Botswana was lauded for the amount of progress she has made towards achieving the United Nations set universal access targets, at the official launch of the country’s second national strategic framework for HIV and AIDS, 2010-2016, despite having one of the highest HIV prevalence rates in the world.
Michel Sidibe, Executive Director of UNAIDS, pointed out that accessibility of HIV prevention, treatment, care and support to those who need it was critical if equity was to be achieved.
“It is in this context that it pleases me to note that Botswana has been able to provide antiretroviral treatment to more than 80% of people in need. It has also made significant strides in preventing mother to child transmission of HIV, achieving over 93% coverage in 2009,”said Sidibe.
However, the UN official further indicated that more still needs to be done.
On that score, the official posited that progress has been uneven, adding that it was high time countries now move to take stock of what is working and what is not in the context of their existing strategic plans and to link future national progress in HIV and AIDS programmes to the Millennium Development Goals(MDGs).
Sidibe said, “We therefore urge countries to undertake an open and inclusive consultation process that brings together governments, development partners, civil society organizations, networks of people living with HIV and community groups to review the progress made in reaching country targets for universal access.”
Assurances were made to the effect that UNAIDS will support countries and regional bodies in carrying out the relevant reviews.
In a reciprocal tone, Lesego Motsumi, Botswana’s Minister for Presidential Affairs and Public Administration responded thus, “Our success has been possible due to strong commitment on the part of our government, development partners and civil society to collectively set ambitious targets and overcome bottlenecks.”
“In this regard we welcome the UNAIDS call to review our progress made in achieving universal access to guide us in meeting the Millennium Development Goals,” Motsumi added.
The universal access movement was reportedly launched in 2006 when UN member states signed a political declaration to achieve universal access to HIV prevention, treatment, care and support. Its aim was to ensure that people everywhere have access to HIV prevention, treatment, care and support by 2010.
Countries, including Botswana have affirmed their commitments by setting ambitious national targets. In spite of this, progress towards these targets has varied with some countries exceeding some of their targets but not reaching others due to a range of numerous other factors.
Contributing to the discourse, David Ngele, a representative of the Botswana Network of People Living with HIV, stated modestly, “It is now time for people living with HIV, community groups and our governments to sit down together and talk honestly about where we are and where we need to go to change the course of the epidemic.”
The country and regional level reviews, which will take place in all regions of the world, according to UNAIDS head, will utilize the data collected for the 2010 country progress reports as the basis to identify barriers and strategies to meet their targets in 2010 and beyond.
Basing on that the UN agency is scheduled to convene, an international advisory team to analyze the review reports and make recommendations on how to redouble progress towards universal access.

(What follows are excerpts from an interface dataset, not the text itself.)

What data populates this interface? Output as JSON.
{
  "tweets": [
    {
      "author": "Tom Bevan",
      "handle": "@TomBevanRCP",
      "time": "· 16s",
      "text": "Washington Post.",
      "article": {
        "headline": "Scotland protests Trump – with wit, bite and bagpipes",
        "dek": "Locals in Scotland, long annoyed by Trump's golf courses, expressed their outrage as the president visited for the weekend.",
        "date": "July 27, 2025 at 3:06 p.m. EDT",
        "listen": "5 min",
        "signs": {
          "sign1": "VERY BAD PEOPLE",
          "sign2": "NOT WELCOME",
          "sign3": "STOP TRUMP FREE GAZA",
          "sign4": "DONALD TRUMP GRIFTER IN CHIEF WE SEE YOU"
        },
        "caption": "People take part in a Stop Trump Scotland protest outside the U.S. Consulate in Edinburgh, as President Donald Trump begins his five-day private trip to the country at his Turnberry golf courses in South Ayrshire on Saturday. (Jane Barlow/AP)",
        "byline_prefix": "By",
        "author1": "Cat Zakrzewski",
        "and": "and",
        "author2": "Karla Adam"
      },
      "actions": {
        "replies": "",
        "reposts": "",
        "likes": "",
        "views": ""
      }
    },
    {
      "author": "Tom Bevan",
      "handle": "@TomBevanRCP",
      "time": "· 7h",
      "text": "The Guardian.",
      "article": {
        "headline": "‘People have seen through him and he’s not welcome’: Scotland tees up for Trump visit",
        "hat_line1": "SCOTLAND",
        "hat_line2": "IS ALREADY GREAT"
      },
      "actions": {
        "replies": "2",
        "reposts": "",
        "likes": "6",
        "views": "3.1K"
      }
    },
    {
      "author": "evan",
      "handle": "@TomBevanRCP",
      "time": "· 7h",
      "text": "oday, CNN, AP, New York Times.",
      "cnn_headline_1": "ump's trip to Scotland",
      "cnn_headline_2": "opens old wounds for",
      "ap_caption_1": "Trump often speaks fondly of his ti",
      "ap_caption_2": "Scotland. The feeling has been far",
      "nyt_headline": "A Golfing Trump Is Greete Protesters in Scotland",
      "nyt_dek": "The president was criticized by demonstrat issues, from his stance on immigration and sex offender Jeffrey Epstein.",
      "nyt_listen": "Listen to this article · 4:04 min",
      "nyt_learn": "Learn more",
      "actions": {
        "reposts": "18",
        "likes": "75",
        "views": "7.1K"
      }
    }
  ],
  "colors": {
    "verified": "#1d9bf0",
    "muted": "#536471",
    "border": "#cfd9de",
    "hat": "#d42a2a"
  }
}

Sidibe has pledged his commitment to ensure that regional bodies for political, social and economic cooperation are engaged in supporting this process, which will take place over the course of 2010.
“In Africa, this process will enable countries across the continent to measure their progress against the commitments made at the African Union in Brazzaville in 1996 to reach universal access by 2010,” he said.
The stipulated reviews and consultations will be expected to offer a platform to analyze existing approaches to HIV prevention, identifying gaps and priorities, and that “in the process it should catalyze a prevention revolution that aims for zero new HIV infections including the elimination of mother-to-child HIV transmission.”
Accordingly, it will also help countries re-adjust their plans on access to HIV treatment based on the new treatment guidelines and to begin thinking about treatment 2.0 ─ a new generation of treatment options that are reportedly sustainable.
In addition, following on from the impact of the ongoing economic crisis and the ensuing cuts in national budgets and international aid investments, it is generally held that the vulnerabilities of national AIDS programmes may be seriously exposed.
Consequently, the reviews will include an assessment of current AIDS spending patterns and propose new investment options that are aligned to local epidemic trends, and increase efficiencies.
Batho Molomo, outgoing Coordinator of National AIDS Coordinating Agency (NACA) could not conceal his delight at the presence of the UNAIDS chief, intimating that he was proud that inspite of the challenges that were an integral component of his mandate, the efforts and achievements of his organization had not been obscure for the international community to see.